---- Supplied material
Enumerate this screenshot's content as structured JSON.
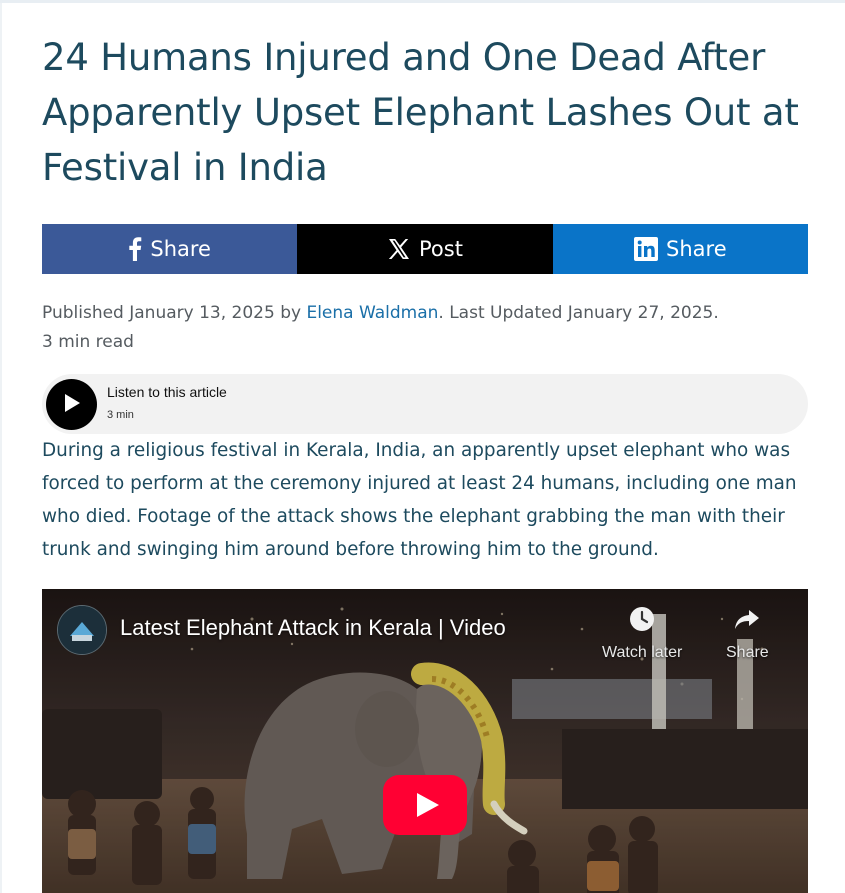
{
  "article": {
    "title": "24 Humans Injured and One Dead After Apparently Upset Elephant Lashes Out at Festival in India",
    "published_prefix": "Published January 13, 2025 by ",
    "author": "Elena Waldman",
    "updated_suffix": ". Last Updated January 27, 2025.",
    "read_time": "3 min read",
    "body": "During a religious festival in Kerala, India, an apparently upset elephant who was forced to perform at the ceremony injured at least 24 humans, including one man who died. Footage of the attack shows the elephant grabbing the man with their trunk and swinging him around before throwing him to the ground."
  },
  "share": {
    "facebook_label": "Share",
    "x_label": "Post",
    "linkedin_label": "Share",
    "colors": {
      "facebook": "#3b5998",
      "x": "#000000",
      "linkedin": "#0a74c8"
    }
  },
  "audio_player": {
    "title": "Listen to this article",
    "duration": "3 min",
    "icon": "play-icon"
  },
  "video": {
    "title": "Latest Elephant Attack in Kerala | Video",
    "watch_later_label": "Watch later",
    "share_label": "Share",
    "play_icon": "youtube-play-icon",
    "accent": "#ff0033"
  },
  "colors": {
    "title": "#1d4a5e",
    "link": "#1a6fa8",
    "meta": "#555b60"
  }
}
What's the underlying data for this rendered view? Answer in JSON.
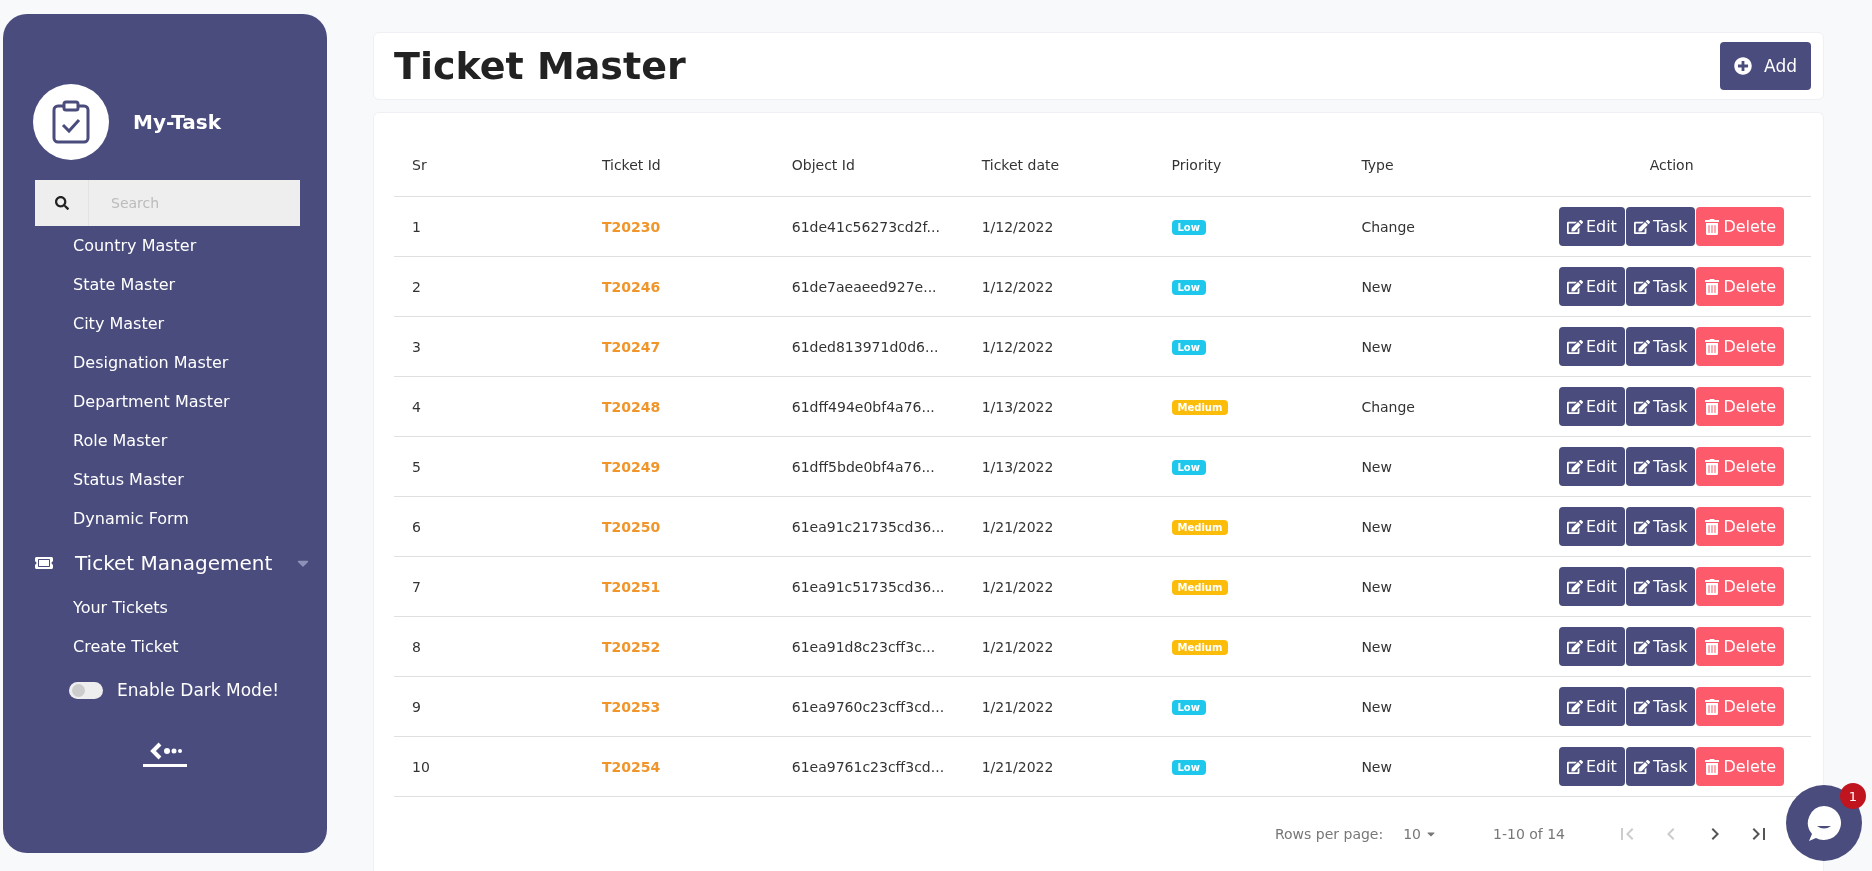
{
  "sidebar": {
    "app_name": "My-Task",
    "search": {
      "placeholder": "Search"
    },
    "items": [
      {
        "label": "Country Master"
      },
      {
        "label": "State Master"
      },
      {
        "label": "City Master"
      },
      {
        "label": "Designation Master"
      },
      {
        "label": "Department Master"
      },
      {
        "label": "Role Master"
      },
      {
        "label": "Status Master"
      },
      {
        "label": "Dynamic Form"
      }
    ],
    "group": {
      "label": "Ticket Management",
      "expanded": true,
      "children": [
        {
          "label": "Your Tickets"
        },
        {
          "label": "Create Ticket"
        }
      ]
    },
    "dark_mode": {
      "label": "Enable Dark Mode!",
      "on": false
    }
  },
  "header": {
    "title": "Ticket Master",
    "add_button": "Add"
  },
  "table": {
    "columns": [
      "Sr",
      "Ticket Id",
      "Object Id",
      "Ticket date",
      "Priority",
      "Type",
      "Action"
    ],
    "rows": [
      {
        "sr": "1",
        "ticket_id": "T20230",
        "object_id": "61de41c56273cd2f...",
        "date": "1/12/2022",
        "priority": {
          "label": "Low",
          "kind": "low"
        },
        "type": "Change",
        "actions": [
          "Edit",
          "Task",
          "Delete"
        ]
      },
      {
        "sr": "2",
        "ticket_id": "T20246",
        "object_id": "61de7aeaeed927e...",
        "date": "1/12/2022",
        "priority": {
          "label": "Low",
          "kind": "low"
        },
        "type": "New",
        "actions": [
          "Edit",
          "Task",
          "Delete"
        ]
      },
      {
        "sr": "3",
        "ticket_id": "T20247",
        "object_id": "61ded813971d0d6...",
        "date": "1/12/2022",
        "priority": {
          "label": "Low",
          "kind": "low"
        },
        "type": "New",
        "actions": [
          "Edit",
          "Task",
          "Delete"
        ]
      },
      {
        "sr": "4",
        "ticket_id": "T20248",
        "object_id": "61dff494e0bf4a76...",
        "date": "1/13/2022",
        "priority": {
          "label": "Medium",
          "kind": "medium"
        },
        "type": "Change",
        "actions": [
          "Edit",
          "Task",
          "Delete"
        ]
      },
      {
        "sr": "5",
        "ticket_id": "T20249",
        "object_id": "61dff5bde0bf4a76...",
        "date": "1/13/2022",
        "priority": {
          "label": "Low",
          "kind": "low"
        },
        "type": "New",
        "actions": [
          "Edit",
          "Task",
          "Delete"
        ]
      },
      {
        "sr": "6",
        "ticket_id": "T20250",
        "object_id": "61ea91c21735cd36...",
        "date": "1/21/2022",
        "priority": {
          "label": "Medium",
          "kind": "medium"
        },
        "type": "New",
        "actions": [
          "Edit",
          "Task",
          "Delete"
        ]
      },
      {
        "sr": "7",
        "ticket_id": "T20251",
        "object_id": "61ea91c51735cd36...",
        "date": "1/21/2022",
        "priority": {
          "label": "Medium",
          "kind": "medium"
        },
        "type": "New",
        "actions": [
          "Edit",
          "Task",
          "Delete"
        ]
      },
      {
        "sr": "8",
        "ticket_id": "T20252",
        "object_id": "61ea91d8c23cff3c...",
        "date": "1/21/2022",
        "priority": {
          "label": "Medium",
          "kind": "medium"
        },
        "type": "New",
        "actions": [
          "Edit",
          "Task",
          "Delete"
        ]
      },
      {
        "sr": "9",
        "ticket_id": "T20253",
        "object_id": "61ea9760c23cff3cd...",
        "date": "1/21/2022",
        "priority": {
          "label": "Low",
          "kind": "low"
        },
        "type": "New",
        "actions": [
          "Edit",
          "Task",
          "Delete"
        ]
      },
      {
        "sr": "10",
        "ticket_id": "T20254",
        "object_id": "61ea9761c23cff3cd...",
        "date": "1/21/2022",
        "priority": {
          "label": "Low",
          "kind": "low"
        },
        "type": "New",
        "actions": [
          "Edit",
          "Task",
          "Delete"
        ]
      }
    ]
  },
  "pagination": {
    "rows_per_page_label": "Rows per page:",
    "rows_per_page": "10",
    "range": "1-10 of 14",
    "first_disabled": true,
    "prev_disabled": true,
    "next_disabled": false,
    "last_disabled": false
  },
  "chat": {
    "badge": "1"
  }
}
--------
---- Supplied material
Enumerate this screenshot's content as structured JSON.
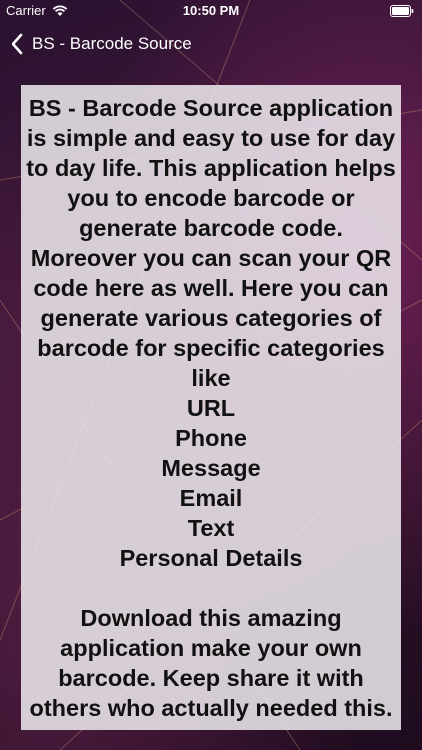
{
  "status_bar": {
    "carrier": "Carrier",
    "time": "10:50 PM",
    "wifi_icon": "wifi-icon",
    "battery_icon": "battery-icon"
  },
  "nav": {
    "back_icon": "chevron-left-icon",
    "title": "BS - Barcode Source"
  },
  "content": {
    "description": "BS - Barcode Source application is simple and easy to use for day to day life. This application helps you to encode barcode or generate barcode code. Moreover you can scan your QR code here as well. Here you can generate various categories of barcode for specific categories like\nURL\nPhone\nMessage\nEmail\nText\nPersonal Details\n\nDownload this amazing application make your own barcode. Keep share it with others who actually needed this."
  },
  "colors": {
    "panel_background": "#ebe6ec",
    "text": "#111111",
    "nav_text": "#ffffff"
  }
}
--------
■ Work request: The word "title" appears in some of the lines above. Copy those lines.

■ Your response:
    "title": "24 Humans Injured and One Dead After Apparently Upset Elephant Lashes Out at Festival in India",
    "title": "Listen to this article",
    "title": "Latest Elephant Attack in Kerala | Video",
    "title": "#1d4a5e",
    "title": "Ticket Master",
    "title": "BS - Barcode Source"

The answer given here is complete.